Extinction(s) - Unearth
- Release date:
- November 23, 2018
- Century Media
Long live metalcore
Unearth has done it again: The old boys have delivered a capable game of metalcore, there is neither surprised or bored. Extinction(s) has everything, what to expect, but really not so much more. Are you into classic metalcore without too many frills, you should definitely check the album out. Enjoy!
Change of direction? No thanks
Four years have passed since we last heard anything from us Unearth. The band has since albumdebuten in 2001, the standard-bearer of the metalcoregenren, and of course, it is also this sound that meets us on album number seven: Extinction(s).
As in the old days

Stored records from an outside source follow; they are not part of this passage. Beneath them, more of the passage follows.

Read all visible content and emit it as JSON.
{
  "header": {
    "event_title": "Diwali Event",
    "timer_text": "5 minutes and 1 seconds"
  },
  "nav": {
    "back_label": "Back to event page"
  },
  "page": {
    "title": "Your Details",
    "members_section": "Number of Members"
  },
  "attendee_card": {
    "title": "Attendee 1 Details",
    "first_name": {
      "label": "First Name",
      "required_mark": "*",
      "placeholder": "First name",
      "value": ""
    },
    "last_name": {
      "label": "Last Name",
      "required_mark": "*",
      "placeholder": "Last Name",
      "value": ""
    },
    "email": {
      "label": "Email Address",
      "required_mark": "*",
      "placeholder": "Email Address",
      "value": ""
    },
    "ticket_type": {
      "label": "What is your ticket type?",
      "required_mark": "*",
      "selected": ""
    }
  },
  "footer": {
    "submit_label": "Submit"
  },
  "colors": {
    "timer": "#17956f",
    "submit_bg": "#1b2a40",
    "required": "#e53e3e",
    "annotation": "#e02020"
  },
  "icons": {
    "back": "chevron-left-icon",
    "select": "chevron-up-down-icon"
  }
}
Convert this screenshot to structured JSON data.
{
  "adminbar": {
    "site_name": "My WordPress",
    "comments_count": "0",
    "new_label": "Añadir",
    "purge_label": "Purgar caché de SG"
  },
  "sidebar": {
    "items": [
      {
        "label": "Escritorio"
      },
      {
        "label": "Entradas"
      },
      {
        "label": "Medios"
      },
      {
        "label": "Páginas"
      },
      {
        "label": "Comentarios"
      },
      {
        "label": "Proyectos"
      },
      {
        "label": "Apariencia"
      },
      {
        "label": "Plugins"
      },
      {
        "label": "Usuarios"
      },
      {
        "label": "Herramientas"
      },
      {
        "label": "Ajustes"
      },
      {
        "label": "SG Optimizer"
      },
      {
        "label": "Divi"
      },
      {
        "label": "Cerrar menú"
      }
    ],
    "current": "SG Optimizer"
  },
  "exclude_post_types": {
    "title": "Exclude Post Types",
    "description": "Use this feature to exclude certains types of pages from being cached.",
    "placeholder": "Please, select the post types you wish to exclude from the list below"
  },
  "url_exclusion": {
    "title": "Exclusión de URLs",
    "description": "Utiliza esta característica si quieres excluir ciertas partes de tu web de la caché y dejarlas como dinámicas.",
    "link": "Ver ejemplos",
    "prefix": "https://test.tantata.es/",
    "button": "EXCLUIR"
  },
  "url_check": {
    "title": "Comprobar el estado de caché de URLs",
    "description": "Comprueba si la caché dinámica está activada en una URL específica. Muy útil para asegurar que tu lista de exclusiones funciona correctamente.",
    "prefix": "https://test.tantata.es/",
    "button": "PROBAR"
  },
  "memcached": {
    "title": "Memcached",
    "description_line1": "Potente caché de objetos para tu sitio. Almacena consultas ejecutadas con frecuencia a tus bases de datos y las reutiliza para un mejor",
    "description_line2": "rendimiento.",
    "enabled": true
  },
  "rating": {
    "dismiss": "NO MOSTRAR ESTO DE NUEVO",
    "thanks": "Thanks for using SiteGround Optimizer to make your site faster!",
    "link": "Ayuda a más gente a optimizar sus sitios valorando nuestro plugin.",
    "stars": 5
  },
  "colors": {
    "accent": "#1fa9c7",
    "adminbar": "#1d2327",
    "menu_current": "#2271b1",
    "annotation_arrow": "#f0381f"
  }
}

Do you like the band, as the genre was 10 years ago, then Unearths latest record is just for you. With the Extinction(s) provide the americans a raw and screaming album, which does not leave much room for saccharine passages and clean vocals. The volume is turned up the aggression, and the heavy riffs sets in quickly the head in the movement.
From the first cutting, the fandenivoldske "Incinerate", are we by crushing guitars and a putting it mildly, angry Trevor Phipps. As usual, the vocals heavily inspired by hardcoregenren, and the number will get a nice flippant vibe. Alpha is full of pace and small twists – bl.a. a round of tapping, which creates a good variation in the song. Unearth is back at full strength.
And so it continues more or less on the nine remaining tracks: the Quintet from Boston serves potent metalcore with clear digression udi hardcoren. Here and there spiced up the songs, however, also with a melodic feature, technical solos and atmospheric guitarlicks – for example, at the beginning of the solid "King of the Arctic". This allows the plate to a dynamic and vibrant size that never gets boring to listen to.
Both the "Dust" and "The Hunt Begins" is a classic metalcore – filled with breakdowns, which actually acts as an integral part of the songs. On the "No Reprisal", we encounter the record's most melodic song, and on the "Hard Lined Downfall" it becomes really heavy. With an intro reminiscent of the Band and a vocal, which is approaching deathcore, we are taken into a dark universe. The song swings quite well, but is hardly the strongest. This honour must go to the opener "Incinerate" or the fast-paced "Survivalist".
On "Sidewinder" go there for the seriousness of Hatebreed in it, but unfortunately, leaves the number is not something positive impression. The intersection appears cluttered, and it is a little alternative guitar riff, which was probably a good idea in the rehearsal room, but not here on the plate. It sounds forced and does not fit very well into the rest of the guitararbejdet on the Extinction(s). Now.
>> Check the songs and lyrics here